If you install qualifying products before the end of the year, the credit can be applied to your 2011 taxes by filing IRS form 5695 with your taxes. A tax credit is sometimes confused with a deduction, but the two are very different. A deduction lowers your overall taxable income, while a credit is simply paid back to you. “A tax credit is much more valuable than a tax deduction because it is a dollar-for-dollar reduction in taxes owed,” Kweller says. A $500 tax credit, for example, will lower your tax burden by $500.
Products eligible for the energy-efficiency credit must be purchased and installed by December 31, 2011, in order to qualify. Only existing primary residence homes can qualify for the residential energy-efficiency tax credit. The extended renewable-energy credit is a little looser: Both primary and secondary homes qualify, as do both new and existing homes.
Residential Energy-Efficiency Tax Credit
Homeowners can qualify for the energy-efficiency tax credit by installing a variety of eligible energy-efficient products such as insulation, windows, doors, skylights, roofing, heating and cooling systems, biomass stoves and hot water heaters. For most upgrades, the credit is equal to 10 percent of the equipment cost (labor is usually not included), with a cap of $500. Some products qualify for a specific, lower dollar amount: For example, a biomass stove with a thermal efficiency rating of 75 percent qualifies for a $300 tax credit; a gas, propane or oil hot water boiler with an annual fuel-utilization efficiency of 95 percent or greater is eligible for a $150 credit.
The intention behind the tax credit is to expand the market and demand for highly efficient products, and thus only the most efficient products qualify. Windows, doors and skylights must be Energy Star labeled, and gas hot water heaters must have a thermal efficiency of at least 90 percent. Many retailers and some contractors are knowledgeable about which products qualify, or you can look up information about qualifying systems online (see Resources below).
Renewable-Energy Tax Credit
The renewable-energy tax credit has been extended through 2016, which is helpful given that these systems generally require greater planning and budgeting. Because the credit has no cap and alternative energy systems are generally expensive, the dollar value of the tax credit for these systems is typically much greater than for energy-efficiency upgrades. Solar, wind and geothermal systems qualify for a 30 percent tax credit, with no upper limit, and installation costs are included. Fuel cells are eligible for a 30 percent tax credit, up to $500 per 0.5-kilowatt hour of capacity.
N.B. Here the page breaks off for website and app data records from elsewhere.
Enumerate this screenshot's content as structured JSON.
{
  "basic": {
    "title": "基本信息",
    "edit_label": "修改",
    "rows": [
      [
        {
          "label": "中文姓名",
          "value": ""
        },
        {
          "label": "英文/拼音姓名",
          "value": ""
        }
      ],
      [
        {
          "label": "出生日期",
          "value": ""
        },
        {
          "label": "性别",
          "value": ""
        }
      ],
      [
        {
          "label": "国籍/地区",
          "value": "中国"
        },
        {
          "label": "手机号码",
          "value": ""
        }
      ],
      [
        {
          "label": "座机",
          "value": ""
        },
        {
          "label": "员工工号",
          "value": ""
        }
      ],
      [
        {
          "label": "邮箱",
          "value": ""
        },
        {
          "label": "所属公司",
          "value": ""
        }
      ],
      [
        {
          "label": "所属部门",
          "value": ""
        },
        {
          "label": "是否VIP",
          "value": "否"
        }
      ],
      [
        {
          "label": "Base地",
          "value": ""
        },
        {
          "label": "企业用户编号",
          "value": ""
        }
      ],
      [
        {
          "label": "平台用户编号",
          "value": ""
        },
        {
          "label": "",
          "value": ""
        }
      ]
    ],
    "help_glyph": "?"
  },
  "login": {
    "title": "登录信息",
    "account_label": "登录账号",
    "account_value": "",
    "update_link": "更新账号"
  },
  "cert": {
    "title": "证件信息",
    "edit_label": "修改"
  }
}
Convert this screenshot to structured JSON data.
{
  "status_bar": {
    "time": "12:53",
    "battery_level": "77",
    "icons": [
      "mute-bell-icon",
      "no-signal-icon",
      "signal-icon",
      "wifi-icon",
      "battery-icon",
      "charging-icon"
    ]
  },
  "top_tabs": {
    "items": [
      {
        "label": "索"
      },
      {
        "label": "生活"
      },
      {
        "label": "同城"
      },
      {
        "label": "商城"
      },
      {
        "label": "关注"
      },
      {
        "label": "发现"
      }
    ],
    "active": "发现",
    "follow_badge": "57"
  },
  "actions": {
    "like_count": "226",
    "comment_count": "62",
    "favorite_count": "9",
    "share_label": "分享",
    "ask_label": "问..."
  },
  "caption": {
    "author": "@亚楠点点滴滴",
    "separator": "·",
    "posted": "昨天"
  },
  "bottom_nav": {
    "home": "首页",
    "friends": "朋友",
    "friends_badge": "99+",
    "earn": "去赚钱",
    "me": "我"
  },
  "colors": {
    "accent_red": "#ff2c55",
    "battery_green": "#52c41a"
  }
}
Combining Local and Federal Programs
Some state and local incentives exist that can work in tandem with the federal tax credit. These opportunities vary by locale and come in the form of grants, rebates, loans and property tax incentives (for renewable-energy equipment). If you are able to produce more energy than your home uses, many electric companies will purchase excess energy, often at the retail rate. The best way to find out about such programs is to contact your state energy office, local utility or the Database of State Incentives for Renewables & Efficiency. Unlike federal tax credits, some state and local grant and rebate programs may be available only on a first-come, first-served basis. It is advisable to determine whether funding is available and how long it will take to receive it when budgeting for your project.
Tips for Using Green Tax Credits
- Act soon to qualify for energy-efficiency upgrades. The residential energy-efficiency tax credit expires at the end of 2011. The renewable-energy credit lasts through 2016.
- Ensure you are installing qualified products if you plan to claim the tax credit (many Energy Star appliances qualify; check energystar.gov for a list).
- Some qualified products may require a longer lead time because of increased demand from the tax credit, so plan accordingly.
- File an IRS form 5695 with your taxes.
- Determine whether you may also qualify for state and local incentives by visiting dsireusa.org.
- Keep in mind that the criteria for qualifying products may vary between federal and local incentives.